Exercise details: Scan the data below for lines holding the word "node", and copy each line found.

Material for this task:
--------
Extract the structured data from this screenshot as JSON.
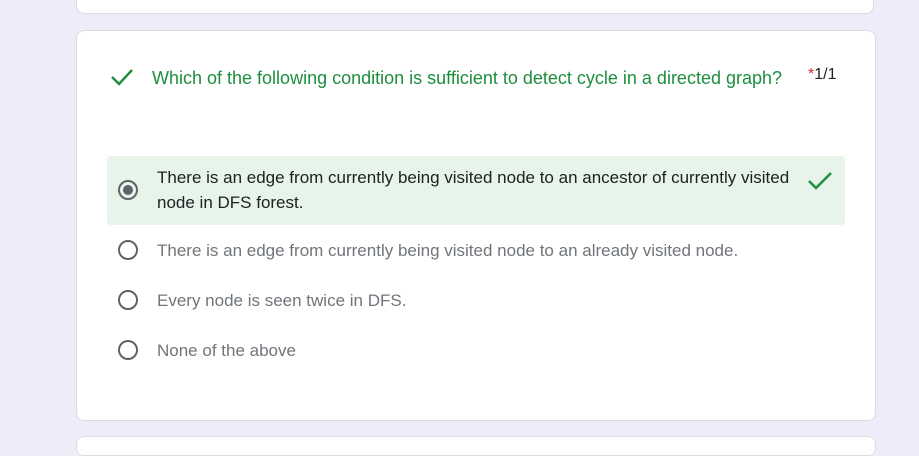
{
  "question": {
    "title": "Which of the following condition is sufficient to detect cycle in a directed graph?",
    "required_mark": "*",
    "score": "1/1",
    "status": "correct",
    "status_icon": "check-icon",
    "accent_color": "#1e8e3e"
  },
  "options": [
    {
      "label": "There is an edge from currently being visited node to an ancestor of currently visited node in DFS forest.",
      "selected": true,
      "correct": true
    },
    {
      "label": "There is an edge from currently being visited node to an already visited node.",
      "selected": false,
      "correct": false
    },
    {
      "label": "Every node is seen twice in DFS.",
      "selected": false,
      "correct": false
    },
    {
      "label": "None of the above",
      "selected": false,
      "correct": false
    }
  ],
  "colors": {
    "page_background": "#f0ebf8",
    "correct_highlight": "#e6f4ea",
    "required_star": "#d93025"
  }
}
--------
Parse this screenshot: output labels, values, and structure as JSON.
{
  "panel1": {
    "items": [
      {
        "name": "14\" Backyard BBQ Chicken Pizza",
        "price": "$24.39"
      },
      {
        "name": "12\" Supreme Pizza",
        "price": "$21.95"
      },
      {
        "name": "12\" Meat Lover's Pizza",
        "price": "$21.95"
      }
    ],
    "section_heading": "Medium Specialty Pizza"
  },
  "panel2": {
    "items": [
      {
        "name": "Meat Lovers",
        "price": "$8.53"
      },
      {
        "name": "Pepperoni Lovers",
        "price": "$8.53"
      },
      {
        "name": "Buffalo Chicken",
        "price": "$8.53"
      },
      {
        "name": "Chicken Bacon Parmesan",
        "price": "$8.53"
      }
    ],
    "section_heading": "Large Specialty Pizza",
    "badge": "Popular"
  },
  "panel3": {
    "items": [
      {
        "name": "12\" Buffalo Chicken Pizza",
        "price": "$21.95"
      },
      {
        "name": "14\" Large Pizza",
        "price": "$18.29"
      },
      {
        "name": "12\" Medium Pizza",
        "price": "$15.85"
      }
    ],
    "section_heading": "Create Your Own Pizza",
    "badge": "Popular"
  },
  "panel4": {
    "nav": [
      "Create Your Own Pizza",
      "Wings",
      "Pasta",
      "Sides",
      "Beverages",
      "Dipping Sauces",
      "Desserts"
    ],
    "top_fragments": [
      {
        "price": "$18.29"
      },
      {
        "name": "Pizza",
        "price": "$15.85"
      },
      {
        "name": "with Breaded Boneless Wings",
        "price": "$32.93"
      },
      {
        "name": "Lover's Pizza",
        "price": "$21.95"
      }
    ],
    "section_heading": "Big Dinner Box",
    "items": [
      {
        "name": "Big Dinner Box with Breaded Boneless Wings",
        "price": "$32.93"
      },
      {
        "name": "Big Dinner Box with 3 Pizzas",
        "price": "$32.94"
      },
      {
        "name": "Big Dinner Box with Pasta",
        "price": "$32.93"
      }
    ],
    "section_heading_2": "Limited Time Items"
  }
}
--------
Result for this task:
      "label": "There is an edge from currently being visited node to an ancestor of currently visited node in DFS forest.",
      "label": "There is an edge from currently being visited node to an already visited node.",
      "label": "Every node is seen twice in DFS.",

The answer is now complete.